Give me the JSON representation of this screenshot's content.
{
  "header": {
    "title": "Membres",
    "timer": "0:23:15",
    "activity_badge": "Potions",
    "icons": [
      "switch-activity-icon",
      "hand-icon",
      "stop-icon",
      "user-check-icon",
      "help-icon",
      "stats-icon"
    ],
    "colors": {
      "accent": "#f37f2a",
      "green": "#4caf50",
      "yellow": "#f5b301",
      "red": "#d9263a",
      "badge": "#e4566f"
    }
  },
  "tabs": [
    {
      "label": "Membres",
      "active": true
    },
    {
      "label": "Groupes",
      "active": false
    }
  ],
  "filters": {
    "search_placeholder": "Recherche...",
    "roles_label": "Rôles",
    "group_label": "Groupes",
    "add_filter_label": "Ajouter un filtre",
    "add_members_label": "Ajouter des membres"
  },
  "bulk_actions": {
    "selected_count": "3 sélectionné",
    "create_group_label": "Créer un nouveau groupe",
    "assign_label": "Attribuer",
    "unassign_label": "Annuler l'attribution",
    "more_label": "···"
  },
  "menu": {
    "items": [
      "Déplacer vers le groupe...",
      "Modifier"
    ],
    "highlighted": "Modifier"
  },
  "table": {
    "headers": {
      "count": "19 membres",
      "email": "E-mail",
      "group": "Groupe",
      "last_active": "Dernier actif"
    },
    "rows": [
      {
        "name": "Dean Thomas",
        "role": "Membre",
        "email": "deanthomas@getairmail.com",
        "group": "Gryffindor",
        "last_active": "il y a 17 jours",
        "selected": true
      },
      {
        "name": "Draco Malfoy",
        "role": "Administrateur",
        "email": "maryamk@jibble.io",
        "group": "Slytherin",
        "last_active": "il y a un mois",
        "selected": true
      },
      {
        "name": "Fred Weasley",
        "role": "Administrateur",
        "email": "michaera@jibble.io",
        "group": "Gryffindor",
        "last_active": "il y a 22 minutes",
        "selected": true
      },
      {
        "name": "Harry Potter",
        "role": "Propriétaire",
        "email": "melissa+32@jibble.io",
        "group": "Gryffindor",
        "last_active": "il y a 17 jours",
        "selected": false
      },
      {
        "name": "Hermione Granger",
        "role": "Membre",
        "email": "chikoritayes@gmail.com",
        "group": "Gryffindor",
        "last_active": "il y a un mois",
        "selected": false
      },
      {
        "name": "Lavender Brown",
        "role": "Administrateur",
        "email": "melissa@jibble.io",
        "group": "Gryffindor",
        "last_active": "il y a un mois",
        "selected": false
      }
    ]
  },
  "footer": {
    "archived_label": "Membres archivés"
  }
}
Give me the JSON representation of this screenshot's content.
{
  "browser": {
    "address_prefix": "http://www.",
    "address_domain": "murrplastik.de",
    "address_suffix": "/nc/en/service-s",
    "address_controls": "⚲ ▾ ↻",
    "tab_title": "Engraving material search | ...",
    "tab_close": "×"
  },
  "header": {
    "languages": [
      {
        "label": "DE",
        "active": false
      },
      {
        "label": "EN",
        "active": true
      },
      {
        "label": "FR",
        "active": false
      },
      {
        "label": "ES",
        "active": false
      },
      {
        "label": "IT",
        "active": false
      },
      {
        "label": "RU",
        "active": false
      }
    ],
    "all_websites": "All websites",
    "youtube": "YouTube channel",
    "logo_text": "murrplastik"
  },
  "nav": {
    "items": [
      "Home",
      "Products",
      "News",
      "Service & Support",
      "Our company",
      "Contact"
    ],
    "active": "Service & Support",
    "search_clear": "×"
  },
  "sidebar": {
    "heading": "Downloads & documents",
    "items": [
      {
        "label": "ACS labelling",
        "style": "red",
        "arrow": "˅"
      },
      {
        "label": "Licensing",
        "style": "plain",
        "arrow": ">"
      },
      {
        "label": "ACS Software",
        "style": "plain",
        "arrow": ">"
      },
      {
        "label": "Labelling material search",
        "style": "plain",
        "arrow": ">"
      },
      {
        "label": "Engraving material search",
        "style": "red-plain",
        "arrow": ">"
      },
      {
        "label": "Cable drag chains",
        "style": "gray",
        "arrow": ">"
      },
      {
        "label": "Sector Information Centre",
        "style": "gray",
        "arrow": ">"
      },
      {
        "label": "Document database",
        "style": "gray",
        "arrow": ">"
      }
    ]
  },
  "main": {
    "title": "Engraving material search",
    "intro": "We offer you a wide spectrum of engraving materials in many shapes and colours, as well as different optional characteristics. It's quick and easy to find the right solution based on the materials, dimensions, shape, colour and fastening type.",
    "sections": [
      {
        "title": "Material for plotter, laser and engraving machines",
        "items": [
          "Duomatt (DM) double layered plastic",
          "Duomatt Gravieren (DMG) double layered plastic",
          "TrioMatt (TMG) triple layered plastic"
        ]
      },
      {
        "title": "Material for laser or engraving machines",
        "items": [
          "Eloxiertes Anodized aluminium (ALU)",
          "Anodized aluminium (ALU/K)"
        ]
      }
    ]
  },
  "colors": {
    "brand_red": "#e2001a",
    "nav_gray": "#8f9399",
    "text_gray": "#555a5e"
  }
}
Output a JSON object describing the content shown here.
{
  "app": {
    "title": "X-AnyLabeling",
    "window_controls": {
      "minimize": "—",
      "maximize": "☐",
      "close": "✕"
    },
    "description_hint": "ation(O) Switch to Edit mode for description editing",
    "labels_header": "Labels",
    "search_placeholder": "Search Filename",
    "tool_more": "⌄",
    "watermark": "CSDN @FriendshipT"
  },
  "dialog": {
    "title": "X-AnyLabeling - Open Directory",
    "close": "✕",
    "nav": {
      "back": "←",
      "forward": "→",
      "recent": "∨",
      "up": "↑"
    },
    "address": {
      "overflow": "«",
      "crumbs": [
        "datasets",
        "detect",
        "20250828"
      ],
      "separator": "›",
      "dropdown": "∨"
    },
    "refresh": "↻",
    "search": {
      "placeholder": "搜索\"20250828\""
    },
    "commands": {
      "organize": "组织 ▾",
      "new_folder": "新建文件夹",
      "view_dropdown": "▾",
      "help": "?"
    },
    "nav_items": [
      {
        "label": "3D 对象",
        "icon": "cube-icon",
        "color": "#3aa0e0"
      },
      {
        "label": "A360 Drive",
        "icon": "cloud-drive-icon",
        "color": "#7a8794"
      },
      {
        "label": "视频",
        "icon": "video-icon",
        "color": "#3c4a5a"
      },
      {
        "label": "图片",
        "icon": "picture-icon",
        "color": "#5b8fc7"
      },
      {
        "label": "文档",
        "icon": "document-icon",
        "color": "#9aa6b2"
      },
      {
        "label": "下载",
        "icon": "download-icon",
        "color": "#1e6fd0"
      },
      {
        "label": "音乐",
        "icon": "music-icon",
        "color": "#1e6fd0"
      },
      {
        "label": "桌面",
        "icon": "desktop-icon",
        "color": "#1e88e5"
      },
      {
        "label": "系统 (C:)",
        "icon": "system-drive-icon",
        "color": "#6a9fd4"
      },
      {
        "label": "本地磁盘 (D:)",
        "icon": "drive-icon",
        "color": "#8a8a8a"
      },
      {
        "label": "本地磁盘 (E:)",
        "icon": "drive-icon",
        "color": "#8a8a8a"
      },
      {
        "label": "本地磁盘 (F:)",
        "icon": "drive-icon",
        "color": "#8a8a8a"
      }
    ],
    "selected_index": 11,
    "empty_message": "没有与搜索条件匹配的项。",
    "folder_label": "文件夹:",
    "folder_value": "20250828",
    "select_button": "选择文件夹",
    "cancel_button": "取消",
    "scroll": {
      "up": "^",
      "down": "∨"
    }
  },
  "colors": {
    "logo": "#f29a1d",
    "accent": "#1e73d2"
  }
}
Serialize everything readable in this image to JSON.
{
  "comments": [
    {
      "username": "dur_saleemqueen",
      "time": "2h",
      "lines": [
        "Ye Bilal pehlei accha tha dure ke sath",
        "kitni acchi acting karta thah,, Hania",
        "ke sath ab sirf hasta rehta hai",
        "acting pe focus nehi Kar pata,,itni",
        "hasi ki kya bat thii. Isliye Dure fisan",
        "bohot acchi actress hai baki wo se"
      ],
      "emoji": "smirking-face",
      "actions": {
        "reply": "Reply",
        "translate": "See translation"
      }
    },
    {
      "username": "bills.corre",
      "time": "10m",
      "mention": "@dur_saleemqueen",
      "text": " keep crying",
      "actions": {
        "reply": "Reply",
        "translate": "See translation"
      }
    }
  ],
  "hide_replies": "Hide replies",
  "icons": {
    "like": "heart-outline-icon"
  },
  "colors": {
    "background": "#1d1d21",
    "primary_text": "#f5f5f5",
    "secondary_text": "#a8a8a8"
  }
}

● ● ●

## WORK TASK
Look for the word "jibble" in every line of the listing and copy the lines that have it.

## SOLUTION FOR THIS EXERCISE
        "email": "maryamk@jibble.io",
        "email": "michaera@jibble.io",
        "email": "melissa+32@jibble.io",
        "email": "melissa@jibble.io",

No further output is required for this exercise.